The past several years have seen an explosion in the amount of mediacoverage given to human trafficking, both internationally and here in Canada as well. News of new human trafficking cases in Canada has become a regular occurrence.
Because human trafficking destroys untold lives of young Canadians, there are important questions we should be asking: just how widespread is it? How many victims are there?
An often-used statistic when discussing this issue comes from the International Labour Organization (ILO). In 2012, the ILO estimated that globally over 21 million people were victims of human trafficking. A worrying number…if true. But how did the ILO arrive at that number?

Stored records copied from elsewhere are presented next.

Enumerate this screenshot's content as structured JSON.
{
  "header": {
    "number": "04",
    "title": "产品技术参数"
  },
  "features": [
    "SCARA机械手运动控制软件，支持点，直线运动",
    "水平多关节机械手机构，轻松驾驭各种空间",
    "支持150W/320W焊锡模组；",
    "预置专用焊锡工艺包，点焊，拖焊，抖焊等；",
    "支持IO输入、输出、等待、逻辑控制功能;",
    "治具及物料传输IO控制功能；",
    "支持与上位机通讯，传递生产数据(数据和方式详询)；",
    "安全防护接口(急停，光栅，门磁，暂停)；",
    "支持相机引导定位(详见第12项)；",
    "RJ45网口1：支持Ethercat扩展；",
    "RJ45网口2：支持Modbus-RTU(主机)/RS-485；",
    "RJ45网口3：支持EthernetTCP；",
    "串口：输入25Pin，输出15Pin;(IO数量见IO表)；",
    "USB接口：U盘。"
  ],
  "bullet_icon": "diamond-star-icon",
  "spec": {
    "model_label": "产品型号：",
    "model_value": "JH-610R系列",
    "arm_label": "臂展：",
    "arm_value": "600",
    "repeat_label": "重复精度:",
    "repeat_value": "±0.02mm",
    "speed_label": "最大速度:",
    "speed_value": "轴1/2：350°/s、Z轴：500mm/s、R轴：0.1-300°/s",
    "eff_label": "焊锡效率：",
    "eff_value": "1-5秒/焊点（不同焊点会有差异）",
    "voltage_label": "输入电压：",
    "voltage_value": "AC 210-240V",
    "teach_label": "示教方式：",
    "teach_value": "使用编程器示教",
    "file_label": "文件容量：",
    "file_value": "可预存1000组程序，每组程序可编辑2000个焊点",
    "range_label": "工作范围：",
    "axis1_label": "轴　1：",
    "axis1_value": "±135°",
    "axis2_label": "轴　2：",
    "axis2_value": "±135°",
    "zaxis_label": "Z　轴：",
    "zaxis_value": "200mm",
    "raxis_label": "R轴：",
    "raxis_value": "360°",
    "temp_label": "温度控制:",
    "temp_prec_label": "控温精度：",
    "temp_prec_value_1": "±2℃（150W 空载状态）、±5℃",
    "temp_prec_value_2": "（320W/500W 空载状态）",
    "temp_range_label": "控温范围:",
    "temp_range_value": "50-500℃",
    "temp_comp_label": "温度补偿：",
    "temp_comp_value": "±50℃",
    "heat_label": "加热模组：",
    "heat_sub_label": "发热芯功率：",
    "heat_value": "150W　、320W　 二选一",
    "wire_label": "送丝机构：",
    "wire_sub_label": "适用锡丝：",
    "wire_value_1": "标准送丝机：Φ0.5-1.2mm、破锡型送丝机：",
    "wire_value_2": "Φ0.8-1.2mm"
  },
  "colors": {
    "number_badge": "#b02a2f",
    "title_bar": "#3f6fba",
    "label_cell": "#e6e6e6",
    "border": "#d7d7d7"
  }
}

The human trafficking population can be seen as an iceberg. The known cases that we are aware of – the ones that go to court and are reported in the media – represent the tip of the iceberg. However, the true size of an iceberg lies below the surface. In the same vein, the true size of the human trafficking population, globally and in Canada, is unknown. It is in effect a hidden population.
As a result of this, statistics for human trafficking often tend to be estimates, where the known number of cases is taken and then extrapolated to generate a number that strives to approximately represent the actual size of the population. Kutnick, Belser and Danailova-Trainor (2007) note that both the U.S. Government and the ILO used known and reported cases as the starting point for estimates on the size of the human trafficking population.
This method has two significant shortcomings that reduce the quality of the estimate.
- At the moment, no country has developed the ability to gather data on human trafficking and many countries do not even recognize it as a problem. In effect, there are too few known cases to use as a starting point
- The majority of known cases are related to sex trafficking. This ignores labour trafficking, which is also a big issue. Estimates are thus incomplete in they mainly rely on known sex trafficking cases alone.
In light of this, we must be careful when reading estimates produced by the U.S Government, or organizations such as the ILO, and ask questions about the process that was used to arrive at those numbers.
In 2012, Canada introduced a national action plan on trafficking, though it is short on funding for research and data collection, and makes no mention of assigning responsibilities and working with the provinces to develop national infrastructure for data collection on the issue. I would urge the federal government take the following steps to address these limitations.
- Establish national framework for data collection on the issue.
- Develop a national referral mechanism that links all anti-trafficking services, organizations, and law enforcement together on the issue and allows them to better identify victims and link victims with services (Barrett, 2010, p.20; ).
- Mandate each province to develop a dedicated anti-human trafficking office, with protocols for gathering, addressing and reporting human trafficking activities within their jurisdictions.
As we draw together our fragmented efforts, and develop the effective mechanisms to address human trafficking, we will ready ourselves to more effectively combat this evil, both, within our own communities and across the nation.
-Jonathan Devadason has extensively researched human trafficking, both globally and here, in Canada. He is also a member of Toronto based Men Ending Trafficking.
Barrett, Nicole A.: International Centre for Criminal Law Reform and Criminal Justice Policy.(2010). An Exploration of Promising Practicesin Response to Human Traffickingin Canada. Retrieved from http://ccrweb.ca/en/exploration-promising-practices-response-human-trafficking-canada
International Labour Organization. (2012). 21 million people are now victims of forced labour, ILO says. Retrieved from http://www.ilo.org/global/about-the-ilo/newsroom/news/WCMS_181961/lang–en/index.htm
Kutnick, Bruce, Patrick Belser, GerganaDanailova-Trainor: International Labour Office. (2007). Methodologies for global and national estimation of human trafficking victims: current and future approaches. Retrieved from http://www.ilo.org/global/topics/forced-labour/publications/WCMS_081989/lang–en/index.htm